Optical Probing of Laser-Produced Plasma Channeling Experiments on the OMEGA EP laser system
Steven Ivancic Laboratory for Laser Energetics, University of Rochester Advised by Doctor Wolfgang R. Theobald and Professor David D. Meyerhofer
Thursday, February 5, 2015

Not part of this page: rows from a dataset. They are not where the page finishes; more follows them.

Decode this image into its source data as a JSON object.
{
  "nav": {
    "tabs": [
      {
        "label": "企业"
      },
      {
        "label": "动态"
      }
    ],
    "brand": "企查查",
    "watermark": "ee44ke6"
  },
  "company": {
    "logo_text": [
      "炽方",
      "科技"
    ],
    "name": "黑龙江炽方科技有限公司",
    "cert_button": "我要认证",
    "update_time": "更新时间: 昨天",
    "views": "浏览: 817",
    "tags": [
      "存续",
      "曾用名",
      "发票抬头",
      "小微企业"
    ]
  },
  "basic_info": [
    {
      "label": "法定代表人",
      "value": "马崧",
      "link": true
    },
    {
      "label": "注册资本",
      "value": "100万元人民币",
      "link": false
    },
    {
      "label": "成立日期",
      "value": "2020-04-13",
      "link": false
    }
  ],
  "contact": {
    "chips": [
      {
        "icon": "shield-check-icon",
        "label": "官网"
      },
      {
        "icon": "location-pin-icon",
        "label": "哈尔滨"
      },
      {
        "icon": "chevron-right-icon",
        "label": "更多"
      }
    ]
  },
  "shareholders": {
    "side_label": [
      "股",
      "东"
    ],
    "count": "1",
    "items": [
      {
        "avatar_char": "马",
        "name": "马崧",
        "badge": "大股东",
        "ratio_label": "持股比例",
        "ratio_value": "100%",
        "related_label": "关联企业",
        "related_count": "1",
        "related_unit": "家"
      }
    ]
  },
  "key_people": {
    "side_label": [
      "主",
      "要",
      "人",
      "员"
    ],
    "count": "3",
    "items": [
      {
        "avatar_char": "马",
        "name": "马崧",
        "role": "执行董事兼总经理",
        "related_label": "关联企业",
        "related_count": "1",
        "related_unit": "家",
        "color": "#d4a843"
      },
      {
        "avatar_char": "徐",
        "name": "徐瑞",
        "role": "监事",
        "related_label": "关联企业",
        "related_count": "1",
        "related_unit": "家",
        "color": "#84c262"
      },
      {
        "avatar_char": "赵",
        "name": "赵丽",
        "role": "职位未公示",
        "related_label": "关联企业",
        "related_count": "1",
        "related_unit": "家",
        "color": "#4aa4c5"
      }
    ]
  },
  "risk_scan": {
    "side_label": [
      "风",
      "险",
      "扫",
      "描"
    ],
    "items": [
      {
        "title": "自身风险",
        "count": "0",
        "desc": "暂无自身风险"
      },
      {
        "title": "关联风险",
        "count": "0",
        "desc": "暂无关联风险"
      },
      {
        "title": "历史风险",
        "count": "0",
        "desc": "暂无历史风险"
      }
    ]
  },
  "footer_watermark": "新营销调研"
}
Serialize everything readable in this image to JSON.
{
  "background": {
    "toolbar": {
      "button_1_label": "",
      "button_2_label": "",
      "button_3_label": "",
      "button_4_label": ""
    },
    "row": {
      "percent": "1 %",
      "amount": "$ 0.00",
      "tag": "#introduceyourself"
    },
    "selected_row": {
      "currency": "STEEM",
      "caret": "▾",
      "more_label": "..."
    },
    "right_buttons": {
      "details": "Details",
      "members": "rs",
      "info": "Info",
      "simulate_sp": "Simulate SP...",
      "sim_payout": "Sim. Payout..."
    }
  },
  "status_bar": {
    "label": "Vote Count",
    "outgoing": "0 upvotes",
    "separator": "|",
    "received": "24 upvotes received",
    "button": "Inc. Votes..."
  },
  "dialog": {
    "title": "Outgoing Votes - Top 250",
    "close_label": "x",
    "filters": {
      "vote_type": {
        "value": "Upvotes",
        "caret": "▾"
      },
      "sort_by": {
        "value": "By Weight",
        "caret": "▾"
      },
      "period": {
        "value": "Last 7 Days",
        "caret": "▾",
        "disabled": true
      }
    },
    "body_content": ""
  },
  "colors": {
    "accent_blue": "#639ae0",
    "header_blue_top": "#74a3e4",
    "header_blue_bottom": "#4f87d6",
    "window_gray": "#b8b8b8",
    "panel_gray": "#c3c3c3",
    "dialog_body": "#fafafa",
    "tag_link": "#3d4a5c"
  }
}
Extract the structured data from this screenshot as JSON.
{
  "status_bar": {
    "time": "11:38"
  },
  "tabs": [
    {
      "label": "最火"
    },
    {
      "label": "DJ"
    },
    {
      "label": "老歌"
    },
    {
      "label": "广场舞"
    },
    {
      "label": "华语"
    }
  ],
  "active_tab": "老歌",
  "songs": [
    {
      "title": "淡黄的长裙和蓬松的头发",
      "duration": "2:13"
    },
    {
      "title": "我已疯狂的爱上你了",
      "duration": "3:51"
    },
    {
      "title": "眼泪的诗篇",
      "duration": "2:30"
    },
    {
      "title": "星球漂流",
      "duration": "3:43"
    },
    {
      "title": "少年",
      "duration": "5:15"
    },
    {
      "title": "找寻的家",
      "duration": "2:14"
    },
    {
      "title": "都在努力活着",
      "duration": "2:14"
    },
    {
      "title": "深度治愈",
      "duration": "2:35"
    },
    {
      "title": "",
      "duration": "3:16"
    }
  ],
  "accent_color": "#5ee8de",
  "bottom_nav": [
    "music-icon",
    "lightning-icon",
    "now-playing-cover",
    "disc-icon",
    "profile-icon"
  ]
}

Optical probing allows for the direct observation of fluid dynamics in transparent media such as gases and plasmas. Light pressure from an intense (100 Trillion Watt) laser pulse drives a tremendously intense shockwave (> 1000 km/s) into ionized coronal plasma of a laser ablated target. This talk describes experiments that demonstrate the transport of high intensity (> 1017 W/cm2) laser light through a mm-size inhomogeneous kJ-laser produced plasma up to overcritical density. The multi-kJ high intensity light evacuates a conical shaped cavity with a radial parabolic density profile that is observed using a novel optical probing technique, Angular Filter Refractometry (AFR). The cavity in the plasma forms in less than 100 ps using a 20 TW laser pulse and bores at a velocity of 2 µ m/ps. The experimentally measured depths of the cavity are consistent with a ponderomotive hole boring model. The experiments show that 100-ps IR pulses with an intensity of ~ 5 x 1017 W/cm2 produced a channel up to the critical density, while 10-ps pulses with the same energy but higher intensity did not propagate as far. In this seminar, the design of the optical probe used to make these measurements and a new technique for analysis will also be discussed. A 10-ps, 263-nm (4ω) laser was built to probe plasmas produced on OMEGA EP. AFR allows the measurement of large phase excursions in the probe beam (100’s of radians per mm) and maintains a 3 micron resolution over the field of view. The data obtained from the AFR diagnostic and channeling experiment provide new insights into high intensity laser-matter interactions, with applicability in a variety of applications: controlled thermonuclear fusion schemes, acceleration of light ions and directed energy systems.